Geometry and Islamic Art
Geometric patterns in Islamic art have always intrigued me. I have been waiting to explore them with my kids. So when a friend lent me this book, I started making mental notes on how to go about with a lesson using the book. Lil Muallim # 1 read the book, but I failed to take out time to actually work with it with him.
Lo and behold the day came for me to return the book, so our morning started with this fabulous lesson which really developed itself. What followed was one our best homeschool lessons. Alhumdolillah !
CREATING A DESIGN WITH POLYGONS AND STARS BY STARTING WITH A CIRCLE
Honestly speaking Lil Muallim #1 was quite surprised when I showed him how to make a circle using marker in a compass.
The following markings and designs were made by him.
MAKING AN 8 POINTED STAR BY EXTENDING THE LINES OF A SQUARE
STUDYING ISLAMIC ART WITH CONSTRUCTIVE TRIANGLES

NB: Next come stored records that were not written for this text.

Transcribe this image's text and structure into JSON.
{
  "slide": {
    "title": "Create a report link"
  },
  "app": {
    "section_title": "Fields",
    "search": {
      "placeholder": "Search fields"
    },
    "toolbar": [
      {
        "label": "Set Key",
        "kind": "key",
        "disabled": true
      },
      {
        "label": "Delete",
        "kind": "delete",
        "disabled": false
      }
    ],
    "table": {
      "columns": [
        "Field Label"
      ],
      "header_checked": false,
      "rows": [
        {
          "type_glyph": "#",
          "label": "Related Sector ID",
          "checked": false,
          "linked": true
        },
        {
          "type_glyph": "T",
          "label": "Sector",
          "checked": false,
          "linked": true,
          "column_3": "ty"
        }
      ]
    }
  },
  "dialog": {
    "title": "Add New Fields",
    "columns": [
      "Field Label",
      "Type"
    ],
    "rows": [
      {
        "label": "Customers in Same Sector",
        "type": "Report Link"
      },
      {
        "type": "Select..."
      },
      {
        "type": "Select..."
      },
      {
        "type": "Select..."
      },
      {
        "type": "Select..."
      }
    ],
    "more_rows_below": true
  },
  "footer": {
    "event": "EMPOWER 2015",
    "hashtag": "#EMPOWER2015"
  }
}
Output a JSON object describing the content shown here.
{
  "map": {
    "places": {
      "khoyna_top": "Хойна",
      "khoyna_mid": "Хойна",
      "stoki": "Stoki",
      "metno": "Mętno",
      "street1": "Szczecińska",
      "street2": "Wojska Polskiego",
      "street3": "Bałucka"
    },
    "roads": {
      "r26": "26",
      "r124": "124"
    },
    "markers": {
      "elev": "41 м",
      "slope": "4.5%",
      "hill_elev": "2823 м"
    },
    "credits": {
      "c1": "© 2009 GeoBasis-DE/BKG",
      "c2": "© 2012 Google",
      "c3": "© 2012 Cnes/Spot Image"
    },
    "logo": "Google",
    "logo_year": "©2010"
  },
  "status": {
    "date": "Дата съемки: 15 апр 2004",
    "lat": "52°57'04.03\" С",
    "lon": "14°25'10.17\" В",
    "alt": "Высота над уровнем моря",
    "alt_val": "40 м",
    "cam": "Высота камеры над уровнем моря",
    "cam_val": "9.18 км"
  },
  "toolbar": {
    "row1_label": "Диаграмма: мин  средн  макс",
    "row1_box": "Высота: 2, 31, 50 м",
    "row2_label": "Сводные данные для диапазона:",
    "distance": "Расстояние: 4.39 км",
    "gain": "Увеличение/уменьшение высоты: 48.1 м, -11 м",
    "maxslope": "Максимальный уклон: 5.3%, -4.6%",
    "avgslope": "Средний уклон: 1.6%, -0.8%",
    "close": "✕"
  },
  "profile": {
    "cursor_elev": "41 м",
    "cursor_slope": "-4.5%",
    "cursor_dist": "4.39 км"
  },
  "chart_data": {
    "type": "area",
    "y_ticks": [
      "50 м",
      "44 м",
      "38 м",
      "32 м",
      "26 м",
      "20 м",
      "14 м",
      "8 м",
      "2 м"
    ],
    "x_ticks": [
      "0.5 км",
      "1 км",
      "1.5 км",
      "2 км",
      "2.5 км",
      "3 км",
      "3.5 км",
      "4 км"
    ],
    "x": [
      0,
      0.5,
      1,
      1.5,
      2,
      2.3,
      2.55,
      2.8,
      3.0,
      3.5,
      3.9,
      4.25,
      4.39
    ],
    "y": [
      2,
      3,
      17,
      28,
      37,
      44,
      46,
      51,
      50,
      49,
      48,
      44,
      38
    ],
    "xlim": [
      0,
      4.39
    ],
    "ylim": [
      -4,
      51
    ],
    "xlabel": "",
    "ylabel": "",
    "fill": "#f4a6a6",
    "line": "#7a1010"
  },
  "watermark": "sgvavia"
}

Following is a not a Montessori activity as I know of but a self created extension. Lil Muallim feels there are more Montessori materials in our home for the lil one than for him. I used this opportunity to show him how he could create his own Constructive Triangles Extension.
We used 3 constructive triangle boxes, the triangle and small and large hexagon, to make and explore different Islamic Geometric patterns as highlighted in the book.
6 POINTED STAR
DEVELOPING MORE COMPLEX DESIGN VARIATIONS
HEXAGON BRAIN TEASER
Many years ago I had done a lesson on bee hives with Lil Muallim #1, on how perfectly the bees make their hives with all hexagon cells exactly the same. Subhanallah!
So after Lil Muallim # 1 made the following showing how two triangles fit in between two hexagons, I asked him……
“How come there weren`t any triangles in between the hexagons in a bee hive ?
He looked closely at the pattern above moved out the two triangles and moved the hexagon side ways saying … “That`s because they are attached this way“ Now that self discovery is priceless.
Following are a few more of his design formations.
I am looking into buying these pattern blocks or something similar to explore tessellation If any of you have suggestions please share in the comments 🙂
I’ve linked this activity up on Living Montessori Now’s
Update: Many thanks to Deb Chintwood of Living Montessori now for adding my link in her DIY Construction Triangle post after my Monday Montessori link up.